▸ MATERIAL SUPPLIED:
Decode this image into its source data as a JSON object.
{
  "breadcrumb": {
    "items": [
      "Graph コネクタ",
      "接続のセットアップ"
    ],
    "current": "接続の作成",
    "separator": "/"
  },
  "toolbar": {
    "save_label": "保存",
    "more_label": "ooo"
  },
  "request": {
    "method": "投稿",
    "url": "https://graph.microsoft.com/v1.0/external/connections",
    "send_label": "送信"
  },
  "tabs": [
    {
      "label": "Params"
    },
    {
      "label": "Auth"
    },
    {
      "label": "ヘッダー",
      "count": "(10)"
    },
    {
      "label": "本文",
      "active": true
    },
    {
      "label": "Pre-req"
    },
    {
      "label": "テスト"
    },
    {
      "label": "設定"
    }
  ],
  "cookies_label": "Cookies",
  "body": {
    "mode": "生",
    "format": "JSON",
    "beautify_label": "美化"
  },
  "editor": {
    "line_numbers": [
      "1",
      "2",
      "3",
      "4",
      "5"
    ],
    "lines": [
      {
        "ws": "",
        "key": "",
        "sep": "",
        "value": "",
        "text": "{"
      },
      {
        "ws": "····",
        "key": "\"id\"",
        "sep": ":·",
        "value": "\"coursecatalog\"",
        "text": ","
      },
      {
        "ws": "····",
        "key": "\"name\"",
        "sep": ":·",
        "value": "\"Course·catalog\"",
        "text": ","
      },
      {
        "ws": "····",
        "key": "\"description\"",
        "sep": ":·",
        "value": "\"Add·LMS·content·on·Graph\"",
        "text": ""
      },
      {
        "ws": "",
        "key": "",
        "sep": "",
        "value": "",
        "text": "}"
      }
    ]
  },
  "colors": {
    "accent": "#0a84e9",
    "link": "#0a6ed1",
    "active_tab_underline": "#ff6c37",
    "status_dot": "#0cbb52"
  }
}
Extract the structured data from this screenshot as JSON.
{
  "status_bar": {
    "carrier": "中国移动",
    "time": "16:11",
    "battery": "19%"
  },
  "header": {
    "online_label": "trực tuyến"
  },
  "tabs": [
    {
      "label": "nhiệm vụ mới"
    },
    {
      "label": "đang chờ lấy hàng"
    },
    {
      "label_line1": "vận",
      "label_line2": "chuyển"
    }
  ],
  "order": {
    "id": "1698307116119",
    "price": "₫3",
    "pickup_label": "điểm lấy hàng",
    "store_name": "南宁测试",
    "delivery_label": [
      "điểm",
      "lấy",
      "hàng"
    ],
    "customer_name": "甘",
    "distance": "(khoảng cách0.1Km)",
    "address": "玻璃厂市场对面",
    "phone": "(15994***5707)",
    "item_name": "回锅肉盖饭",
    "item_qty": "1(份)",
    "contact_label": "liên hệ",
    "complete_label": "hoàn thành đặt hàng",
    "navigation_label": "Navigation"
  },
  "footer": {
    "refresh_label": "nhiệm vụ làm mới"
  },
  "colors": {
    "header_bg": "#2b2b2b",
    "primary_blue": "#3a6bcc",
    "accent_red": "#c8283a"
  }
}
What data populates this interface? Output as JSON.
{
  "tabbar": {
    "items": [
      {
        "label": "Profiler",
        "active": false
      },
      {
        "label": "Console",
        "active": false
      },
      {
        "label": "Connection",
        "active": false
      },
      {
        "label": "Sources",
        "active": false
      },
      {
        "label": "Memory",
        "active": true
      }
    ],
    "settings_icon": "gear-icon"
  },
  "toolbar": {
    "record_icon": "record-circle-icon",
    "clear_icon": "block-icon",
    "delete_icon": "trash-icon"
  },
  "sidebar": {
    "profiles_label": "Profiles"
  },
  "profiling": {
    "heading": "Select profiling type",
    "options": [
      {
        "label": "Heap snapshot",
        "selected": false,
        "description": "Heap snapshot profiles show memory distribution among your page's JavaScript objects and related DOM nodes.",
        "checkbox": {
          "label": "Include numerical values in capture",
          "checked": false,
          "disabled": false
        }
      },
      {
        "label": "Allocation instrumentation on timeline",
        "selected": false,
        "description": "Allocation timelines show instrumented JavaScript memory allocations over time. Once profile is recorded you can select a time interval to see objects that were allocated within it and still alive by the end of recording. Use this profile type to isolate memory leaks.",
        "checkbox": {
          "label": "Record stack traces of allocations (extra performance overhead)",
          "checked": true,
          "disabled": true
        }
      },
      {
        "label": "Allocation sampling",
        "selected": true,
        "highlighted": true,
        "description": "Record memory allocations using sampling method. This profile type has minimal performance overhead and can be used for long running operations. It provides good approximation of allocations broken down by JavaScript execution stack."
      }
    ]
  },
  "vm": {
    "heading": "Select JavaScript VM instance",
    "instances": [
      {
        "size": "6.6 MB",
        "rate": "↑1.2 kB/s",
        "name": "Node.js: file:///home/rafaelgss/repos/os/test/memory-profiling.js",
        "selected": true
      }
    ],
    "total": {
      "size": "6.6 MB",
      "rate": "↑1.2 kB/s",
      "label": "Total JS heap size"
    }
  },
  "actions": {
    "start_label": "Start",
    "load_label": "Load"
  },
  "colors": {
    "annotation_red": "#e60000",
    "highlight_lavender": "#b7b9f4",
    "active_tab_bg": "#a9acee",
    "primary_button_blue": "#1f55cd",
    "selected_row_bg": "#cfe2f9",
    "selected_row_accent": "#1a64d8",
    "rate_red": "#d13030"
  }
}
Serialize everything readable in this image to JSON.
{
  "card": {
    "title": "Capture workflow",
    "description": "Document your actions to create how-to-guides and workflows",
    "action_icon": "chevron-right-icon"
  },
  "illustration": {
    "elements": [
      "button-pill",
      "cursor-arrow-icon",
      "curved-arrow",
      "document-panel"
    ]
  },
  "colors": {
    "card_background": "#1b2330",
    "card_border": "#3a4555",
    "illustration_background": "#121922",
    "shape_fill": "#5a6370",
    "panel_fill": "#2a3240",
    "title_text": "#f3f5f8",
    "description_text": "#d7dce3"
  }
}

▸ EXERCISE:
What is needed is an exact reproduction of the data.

▸ COMPLETED EXERCISE:
Decode this image into its source data as a JSON object.
{
  "breadcrumb": {
    "items": [
      "Graph コネクタ",
      "接続のセットアップ"
    ],
    "current": "接続の作成",
    "separator": "/"
  },
  "toolbar": {
    "save_label": "保存",
    "more_label": "ooo"
  },
  "request": {
    "method": "投稿",
    "url": "https://graph.microsoft.com/v1.0/external/connections",
    "send_label": "送信"
  },
  "tabs": [
    {
      "label": "Params"
    },
    {
      "label": "Auth"
    },
    {
      "label": "ヘッダー",
      "count": "(10)"
    },
    {
      "label": "本文",
      "active": true
    },
    {
      "label": "Pre-req"
    },
    {
      "label": "テスト"
    },
    {
      "label": "設定"
    }
  ],
  "cookies_label": "Cookies",
  "body": {
    "mode": "生",
    "format": "JSON",
    "beautify_label": "美化"
  },
  "editor": {
    "line_numbers": [
      "1",
      "2",
      "3",
      "4",
      "5"
    ],
    "lines": [
      {
        "ws": "",
        "key": "",
        "sep": "",
        "value": "",
        "text": "{"
      },
      {
        "ws": "····",
        "key": "\"id\"",
        "sep": ":·",
        "value": "\"coursecatalog\"",
        "text": ","
      },
      {
        "ws": "····",
        "key": "\"name\"",
        "sep": ":·",
        "value": "\"Course·catalog\"",
        "text": ","
      },
      {
        "ws": "····",
        "key": "\"description\"",
        "sep": ":·",
        "value": "\"Add·LMS·content·on·Graph\"",
        "text": ""
      },
      {
        "ws": "",
        "key": "",
        "sep": "",
        "value": "",
        "text": "}"
      }
    ]
  },
  "colors": {
    "accent": "#0a84e9",
    "link": "#0a6ed1",
    "active_tab_underline": "#ff6c37",
    "status_dot": "#0cbb52"
  }
}
Extract the structured data from this screenshot as JSON.
{
  "status_bar": {
    "carrier": "中国移动",
    "time": "16:11",
    "battery": "19%"
  },
  "header": {
    "online_label": "trực tuyến"
  },
  "tabs": [
    {
      "label": "nhiệm vụ mới"
    },
    {
      "label": "đang chờ lấy hàng"
    },
    {
      "label_line1": "vận",
      "label_line2": "chuyển"
    }
  ],
  "order": {
    "id": "1698307116119",
    "price": "₫3",
    "pickup_label": "điểm lấy hàng",
    "store_name": "南宁测试",
    "delivery_label": [
      "điểm",
      "lấy",
      "hàng"
    ],
    "customer_name": "甘",
    "distance": "(khoảng cách0.1Km)",
    "address": "玻璃厂市场对面",
    "phone": "(15994***5707)",
    "item_name": "回锅肉盖饭",
    "item_qty": "1(份)",
    "contact_label": "liên hệ",
    "complete_label": "hoàn thành đặt hàng",
    "navigation_label": "Navigation"
  },
  "footer": {
    "refresh_label": "nhiệm vụ làm mới"
  },
  "colors": {
    "header_bg": "#2b2b2b",
    "primary_blue": "#3a6bcc",
    "accent_red": "#c8283a"
  }
}
What data populates this interface? Output as JSON.
{
  "tabbar": {
    "items": [
      {
        "label": "Profiler",
        "active": false
      },
      {
        "label": "Console",
        "active": false
      },
      {
        "label": "Connection",
        "active": false
      },
      {
        "label": "Sources",
        "active": false
      },
      {
        "label": "Memory",
        "active": true
      }
    ],
    "settings_icon": "gear-icon"
  },
  "toolbar": {
    "record_icon": "record-circle-icon",
    "clear_icon": "block-icon",
    "delete_icon": "trash-icon"
  },
  "sidebar": {
    "profiles_label": "Profiles"
  },
  "profiling": {
    "heading": "Select profiling type",
    "options": [
      {
        "label": "Heap snapshot",
        "selected": false,
        "description": "Heap snapshot profiles show memory distribution among your page's JavaScript objects and related DOM nodes.",
        "checkbox": {
          "label": "Include numerical values in capture",
          "checked": false,
          "disabled": false
        }
      },
      {
        "label": "Allocation instrumentation on timeline",
        "selected": false,
        "description": "Allocation timelines show instrumented JavaScript memory allocations over time. Once profile is recorded you can select a time interval to see objects that were allocated within it and still alive by the end of recording. Use this profile type to isolate memory leaks.",
        "checkbox": {
          "label": "Record stack traces of allocations (extra performance overhead)",
          "checked": true,
          "disabled": true
        }
      },
      {
        "label": "Allocation sampling",
        "selected": true,
        "highlighted": true,
        "description": "Record memory allocations using sampling method. This profile type has minimal performance overhead and can be used for long running operations. It provides good approximation of allocations broken down by JavaScript execution stack."
      }
    ]
  },
  "vm": {
    "heading": "Select JavaScript VM instance",
    "instances": [
      {
        "size": "6.6 MB",
        "rate": "↑1.2 kB/s",
        "name": "Node.js: file:///home/rafaelgss/repos/os/test/memory-profiling.js",
        "selected": true
      }
    ],
    "total": {
      "size": "6.6 MB",
      "rate": "↑1.2 kB/s",
      "label": "Total JS heap size"
    }
  },
  "actions": {
    "start_label": "Start",
    "load_label": "Load"
  },
  "colors": {
    "annotation_red": "#e60000",
    "highlight_lavender": "#b7b9f4",
    "active_tab_bg": "#a9acee",
    "primary_button_blue": "#1f55cd",
    "selected_row_bg": "#cfe2f9",
    "selected_row_accent": "#1a64d8",
    "rate_red": "#d13030"
  }
}
Serialize everything readable in this image to JSON.
{
  "card": {
    "title": "Capture workflow",
    "description": "Document your actions to create how-to-guides and workflows",
    "action_icon": "chevron-right-icon"
  },
  "illustration": {
    "elements": [
      "button-pill",
      "cursor-arrow-icon",
      "curved-arrow",
      "document-panel"
    ]
  },
  "colors": {
    "card_background": "#1b2330",
    "card_border": "#3a4555",
    "illustration_background": "#121922",
    "shape_fill": "#5a6370",
    "panel_fill": "#2a3240",
    "title_text": "#f3f5f8",
    "description_text": "#d7dce3"
  }
}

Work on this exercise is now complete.